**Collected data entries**

....................

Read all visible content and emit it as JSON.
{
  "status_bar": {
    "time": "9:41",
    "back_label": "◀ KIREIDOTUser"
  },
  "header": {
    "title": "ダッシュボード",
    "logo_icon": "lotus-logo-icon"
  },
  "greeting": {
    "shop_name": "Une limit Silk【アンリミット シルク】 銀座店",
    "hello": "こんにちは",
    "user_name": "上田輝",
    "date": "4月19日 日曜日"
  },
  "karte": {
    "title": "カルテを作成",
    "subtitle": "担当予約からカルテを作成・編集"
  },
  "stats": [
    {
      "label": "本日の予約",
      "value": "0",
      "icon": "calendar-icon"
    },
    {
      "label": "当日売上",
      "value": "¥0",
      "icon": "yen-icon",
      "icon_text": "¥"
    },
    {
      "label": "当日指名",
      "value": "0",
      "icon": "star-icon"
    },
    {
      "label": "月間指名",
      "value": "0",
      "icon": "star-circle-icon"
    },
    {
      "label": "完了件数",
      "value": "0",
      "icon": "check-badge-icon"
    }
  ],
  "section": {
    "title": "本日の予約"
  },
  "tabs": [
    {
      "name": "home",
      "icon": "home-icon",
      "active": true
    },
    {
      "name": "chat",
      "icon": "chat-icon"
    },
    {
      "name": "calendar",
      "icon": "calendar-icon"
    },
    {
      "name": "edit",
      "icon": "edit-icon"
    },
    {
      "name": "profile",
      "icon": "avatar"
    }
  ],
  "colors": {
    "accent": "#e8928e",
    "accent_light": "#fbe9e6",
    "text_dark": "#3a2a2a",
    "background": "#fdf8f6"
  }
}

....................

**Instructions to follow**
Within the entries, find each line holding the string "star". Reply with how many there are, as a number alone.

**Response**
2